* [What the task asks]
Copy the data exactly. Images are the one exception.

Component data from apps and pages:

Start of Block

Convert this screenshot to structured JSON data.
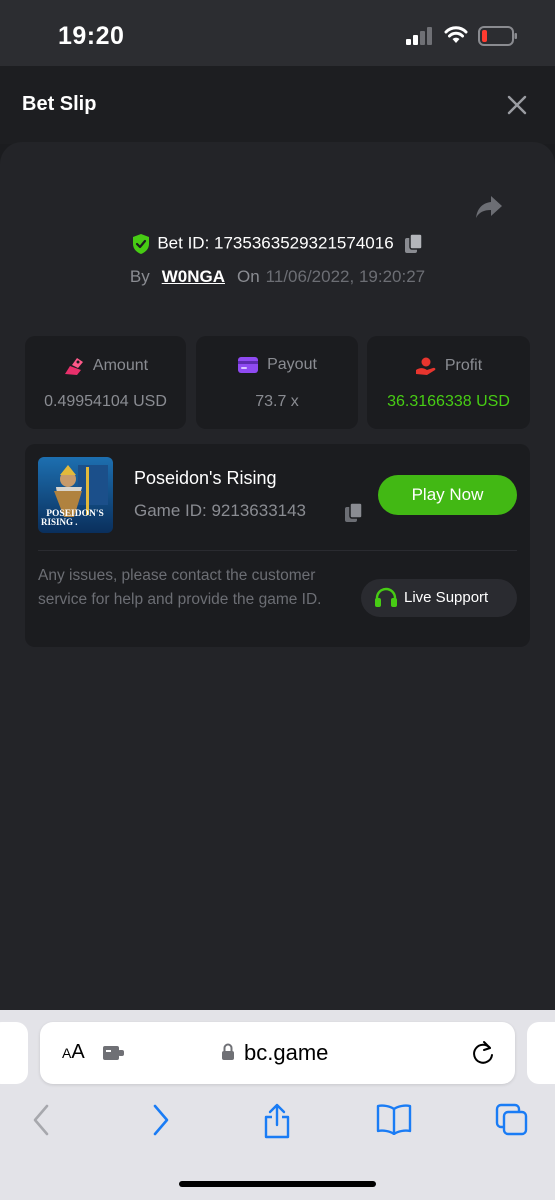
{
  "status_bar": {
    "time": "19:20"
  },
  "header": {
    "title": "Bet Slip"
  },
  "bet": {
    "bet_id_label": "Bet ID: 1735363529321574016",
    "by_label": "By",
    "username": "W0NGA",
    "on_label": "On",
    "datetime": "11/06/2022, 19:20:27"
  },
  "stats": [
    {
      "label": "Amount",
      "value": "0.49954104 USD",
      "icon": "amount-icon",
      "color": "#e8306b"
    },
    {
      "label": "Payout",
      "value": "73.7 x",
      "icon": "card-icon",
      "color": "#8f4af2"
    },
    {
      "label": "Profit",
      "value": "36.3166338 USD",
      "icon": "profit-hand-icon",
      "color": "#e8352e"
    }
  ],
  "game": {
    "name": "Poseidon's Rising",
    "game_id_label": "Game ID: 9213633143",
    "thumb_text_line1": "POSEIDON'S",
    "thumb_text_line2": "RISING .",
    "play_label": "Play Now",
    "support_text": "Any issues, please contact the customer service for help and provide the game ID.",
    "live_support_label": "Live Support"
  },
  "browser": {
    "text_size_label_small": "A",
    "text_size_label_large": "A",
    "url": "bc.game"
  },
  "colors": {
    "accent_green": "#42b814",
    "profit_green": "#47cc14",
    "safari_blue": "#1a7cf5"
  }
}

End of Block

* [Expected output]
Convert this screenshot to structured JSON data.
{
  "status_bar": {
    "time": "19:20"
  },
  "header": {
    "title": "Bet Slip"
  },
  "bet": {
    "bet_id_label": "Bet ID: 1735363529321574016",
    "by_label": "By",
    "username": "W0NGA",
    "on_label": "On",
    "datetime": "11/06/2022, 19:20:27"
  },
  "stats": [
    {
      "label": "Amount",
      "value": "0.49954104 USD",
      "icon": "amount-icon",
      "color": "#e8306b"
    },
    {
      "label": "Payout",
      "value": "73.7 x",
      "icon": "card-icon",
      "color": "#8f4af2"
    },
    {
      "label": "Profit",
      "value": "36.3166338 USD",
      "icon": "profit-hand-icon",
      "color": "#e8352e"
    }
  ],
  "game": {
    "name": "Poseidon's Rising",
    "game_id_label": "Game ID: 9213633143",
    "thumb_text_line1": "POSEIDON'S",
    "thumb_text_line2": "RISING .",
    "play_label": "Play Now",
    "support_text": "Any issues, please contact the customer service for help and provide the game ID.",
    "live_support_label": "Live Support"
  },
  "browser": {
    "text_size_label_small": "A",
    "text_size_label_large": "A",
    "url": "bc.game"
  },
  "colors": {
    "accent_green": "#42b814",
    "profit_green": "#47cc14",
    "safari_blue": "#1a7cf5"
  }
}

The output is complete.